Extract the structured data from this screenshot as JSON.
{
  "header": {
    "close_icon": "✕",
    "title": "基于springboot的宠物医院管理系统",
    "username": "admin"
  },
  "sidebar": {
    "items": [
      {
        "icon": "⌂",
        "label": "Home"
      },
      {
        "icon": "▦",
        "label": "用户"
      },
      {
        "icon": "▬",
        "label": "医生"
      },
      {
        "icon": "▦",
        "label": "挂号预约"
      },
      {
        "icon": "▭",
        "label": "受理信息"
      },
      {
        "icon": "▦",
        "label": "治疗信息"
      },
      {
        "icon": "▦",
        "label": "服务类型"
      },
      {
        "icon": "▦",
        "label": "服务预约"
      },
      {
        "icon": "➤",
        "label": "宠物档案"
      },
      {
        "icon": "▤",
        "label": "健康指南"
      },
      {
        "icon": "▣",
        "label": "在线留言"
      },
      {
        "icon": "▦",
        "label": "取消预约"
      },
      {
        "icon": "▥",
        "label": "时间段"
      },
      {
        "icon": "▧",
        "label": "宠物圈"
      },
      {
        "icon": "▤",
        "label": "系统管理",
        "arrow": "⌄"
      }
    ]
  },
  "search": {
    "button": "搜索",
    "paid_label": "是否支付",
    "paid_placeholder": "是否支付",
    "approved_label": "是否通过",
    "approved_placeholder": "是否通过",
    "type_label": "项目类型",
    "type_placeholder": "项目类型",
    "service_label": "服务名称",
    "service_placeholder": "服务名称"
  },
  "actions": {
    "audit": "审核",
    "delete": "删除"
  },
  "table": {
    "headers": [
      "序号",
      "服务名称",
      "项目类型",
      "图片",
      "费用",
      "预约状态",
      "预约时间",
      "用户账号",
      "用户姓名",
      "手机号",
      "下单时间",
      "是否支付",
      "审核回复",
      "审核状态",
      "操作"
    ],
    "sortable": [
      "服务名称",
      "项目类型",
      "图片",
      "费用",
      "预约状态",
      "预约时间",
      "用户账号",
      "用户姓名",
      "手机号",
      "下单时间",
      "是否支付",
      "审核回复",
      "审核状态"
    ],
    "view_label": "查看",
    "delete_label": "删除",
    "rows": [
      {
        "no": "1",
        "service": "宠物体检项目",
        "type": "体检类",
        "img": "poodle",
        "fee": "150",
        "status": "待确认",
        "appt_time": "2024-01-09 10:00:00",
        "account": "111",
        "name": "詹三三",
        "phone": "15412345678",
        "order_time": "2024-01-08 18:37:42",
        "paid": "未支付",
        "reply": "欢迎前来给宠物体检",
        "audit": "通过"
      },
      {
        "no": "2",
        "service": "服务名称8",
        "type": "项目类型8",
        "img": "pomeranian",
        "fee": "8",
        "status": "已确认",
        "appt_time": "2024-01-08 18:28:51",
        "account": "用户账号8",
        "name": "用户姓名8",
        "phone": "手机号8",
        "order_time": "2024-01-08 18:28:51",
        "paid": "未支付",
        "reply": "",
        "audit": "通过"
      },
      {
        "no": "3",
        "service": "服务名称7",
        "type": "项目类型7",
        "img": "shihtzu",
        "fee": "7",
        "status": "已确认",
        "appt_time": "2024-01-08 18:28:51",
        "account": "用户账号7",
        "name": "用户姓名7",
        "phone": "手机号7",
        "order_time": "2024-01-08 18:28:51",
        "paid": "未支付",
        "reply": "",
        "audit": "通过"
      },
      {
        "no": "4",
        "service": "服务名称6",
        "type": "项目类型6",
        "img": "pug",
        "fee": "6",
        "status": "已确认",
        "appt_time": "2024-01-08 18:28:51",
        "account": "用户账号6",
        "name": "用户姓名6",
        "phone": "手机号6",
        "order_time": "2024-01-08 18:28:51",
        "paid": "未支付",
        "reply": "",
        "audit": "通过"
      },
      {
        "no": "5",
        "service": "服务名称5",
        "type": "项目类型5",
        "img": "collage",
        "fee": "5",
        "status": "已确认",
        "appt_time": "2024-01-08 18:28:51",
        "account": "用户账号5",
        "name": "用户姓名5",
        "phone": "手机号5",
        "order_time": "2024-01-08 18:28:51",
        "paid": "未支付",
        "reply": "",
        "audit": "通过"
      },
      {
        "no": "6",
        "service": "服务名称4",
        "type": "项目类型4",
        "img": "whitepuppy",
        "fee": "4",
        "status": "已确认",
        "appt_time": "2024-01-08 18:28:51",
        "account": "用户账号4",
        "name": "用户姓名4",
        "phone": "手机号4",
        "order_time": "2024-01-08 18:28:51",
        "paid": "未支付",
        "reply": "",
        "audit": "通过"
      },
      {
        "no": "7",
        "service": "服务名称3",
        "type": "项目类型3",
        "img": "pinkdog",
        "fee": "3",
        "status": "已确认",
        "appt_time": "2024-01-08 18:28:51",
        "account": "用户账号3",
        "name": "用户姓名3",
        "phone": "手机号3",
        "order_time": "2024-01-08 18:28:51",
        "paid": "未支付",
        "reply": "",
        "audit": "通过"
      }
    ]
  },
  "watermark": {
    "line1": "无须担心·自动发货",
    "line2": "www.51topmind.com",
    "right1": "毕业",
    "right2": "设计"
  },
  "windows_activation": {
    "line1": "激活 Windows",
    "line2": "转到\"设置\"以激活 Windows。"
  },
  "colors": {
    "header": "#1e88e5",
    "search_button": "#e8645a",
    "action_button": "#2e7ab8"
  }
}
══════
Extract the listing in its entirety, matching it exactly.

▸ **Written response**:
Extract the structured data from this screenshot as JSON.
{
  "header": {
    "close_icon": "✕",
    "title": "基于springboot的宠物医院管理系统",
    "username": "admin"
  },
  "sidebar": {
    "items": [
      {
        "icon": "⌂",
        "label": "Home"
      },
      {
        "icon": "▦",
        "label": "用户"
      },
      {
        "icon": "▬",
        "label": "医生"
      },
      {
        "icon": "▦",
        "label": "挂号预约"
      },
      {
        "icon": "▭",
        "label": "受理信息"
      },
      {
        "icon": "▦",
        "label": "治疗信息"
      },
      {
        "icon": "▦",
        "label": "服务类型"
      },
      {
        "icon": "▦",
        "label": "服务预约"
      },
      {
        "icon": "➤",
        "label": "宠物档案"
      },
      {
        "icon": "▤",
        "label": "健康指南"
      },
      {
        "icon": "▣",
        "label": "在线留言"
      },
      {
        "icon": "▦",
        "label": "取消预约"
      },
      {
        "icon": "▥",
        "label": "时间段"
      },
      {
        "icon": "▧",
        "label": "宠物圈"
      },
      {
        "icon": "▤",
        "label": "系统管理",
        "arrow": "⌄"
      }
    ]
  },
  "search": {
    "button": "搜索",
    "paid_label": "是否支付",
    "paid_placeholder": "是否支付",
    "approved_label": "是否通过",
    "approved_placeholder": "是否通过",
    "type_label": "项目类型",
    "type_placeholder": "项目类型",
    "service_label": "服务名称",
    "service_placeholder": "服务名称"
  },
  "actions": {
    "audit": "审核",
    "delete": "删除"
  },
  "table": {
    "headers": [
      "序号",
      "服务名称",
      "项目类型",
      "图片",
      "费用",
      "预约状态",
      "预约时间",
      "用户账号",
      "用户姓名",
      "手机号",
      "下单时间",
      "是否支付",
      "审核回复",
      "审核状态",
      "操作"
    ],
    "sortable": [
      "服务名称",
      "项目类型",
      "图片",
      "费用",
      "预约状态",
      "预约时间",
      "用户账号",
      "用户姓名",
      "手机号",
      "下单时间",
      "是否支付",
      "审核回复",
      "审核状态"
    ],
    "view_label": "查看",
    "delete_label": "删除",
    "rows": [
      {
        "no": "1",
        "service": "宠物体检项目",
        "type": "体检类",
        "img": "poodle",
        "fee": "150",
        "status": "待确认",
        "appt_time": "2024-01-09 10:00:00",
        "account": "111",
        "name": "詹三三",
        "phone": "15412345678",
        "order_time": "2024-01-08 18:37:42",
        "paid": "未支付",
        "reply": "欢迎前来给宠物体检",
        "audit": "通过"
      },
      {
        "no": "2",
        "service": "服务名称8",
        "type": "项目类型8",
        "img": "pomeranian",
        "fee": "8",
        "status": "已确认",
        "appt_time": "2024-01-08 18:28:51",
        "account": "用户账号8",
        "name": "用户姓名8",
        "phone": "手机号8",
        "order_time": "2024-01-08 18:28:51",
        "paid": "未支付",
        "reply": "",
        "audit": "通过"
      },
      {
        "no": "3",
        "service": "服务名称7",
        "type": "项目类型7",
        "img": "shihtzu",
        "fee": "7",
        "status": "已确认",
        "appt_time": "2024-01-08 18:28:51",
        "account": "用户账号7",
        "name": "用户姓名7",
        "phone": "手机号7",
        "order_time": "2024-01-08 18:28:51",
        "paid": "未支付",
        "reply": "",
        "audit": "通过"
      },
      {
        "no": "4",
        "service": "服务名称6",
        "type": "项目类型6",
        "img": "pug",
        "fee": "6",
        "status": "已确认",
        "appt_time": "2024-01-08 18:28:51",
        "account": "用户账号6",
        "name": "用户姓名6",
        "phone": "手机号6",
        "order_time": "2024-01-08 18:28:51",
        "paid": "未支付",
        "reply": "",
        "audit": "通过"
      },
      {
        "no": "5",
        "service": "服务名称5",
        "type": "项目类型5",
        "img": "collage",
        "fee": "5",
        "status": "已确认",
        "appt_time": "2024-01-08 18:28:51",
        "account": "用户账号5",
        "name": "用户姓名5",
        "phone": "手机号5",
        "order_time": "2024-01-08 18:28:51",
        "paid": "未支付",
        "reply": "",
        "audit": "通过"
      },
      {
        "no": "6",
        "service": "服务名称4",
        "type": "项目类型4",
        "img": "whitepuppy",
        "fee": "4",
        "status": "已确认",
        "appt_time": "2024-01-08 18:28:51",
        "account": "用户账号4",
        "name": "用户姓名4",
        "phone": "手机号4",
        "order_time": "2024-01-08 18:28:51",
        "paid": "未支付",
        "reply": "",
        "audit": "通过"
      },
      {
        "no": "7",
        "service": "服务名称3",
        "type": "项目类型3",
        "img": "pinkdog",
        "fee": "3",
        "status": "已确认",
        "appt_time": "2024-01-08 18:28:51",
        "account": "用户账号3",
        "name": "用户姓名3",
        "phone": "手机号3",
        "order_time": "2024-01-08 18:28:51",
        "paid": "未支付",
        "reply": "",
        "audit": "通过"
      }
    ]
  },
  "watermark": {
    "line1": "无须担心·自动发货",
    "line2": "www.51topmind.com",
    "right1": "毕业",
    "right2": "设计"
  },
  "windows_activation": {
    "line1": "激活 Windows",
    "line2": "转到\"设置\"以激活 Windows。"
  },
  "colors": {
    "header": "#1e88e5",
    "search_button": "#e8645a",
    "action_button": "#2e7ab8"
  }
}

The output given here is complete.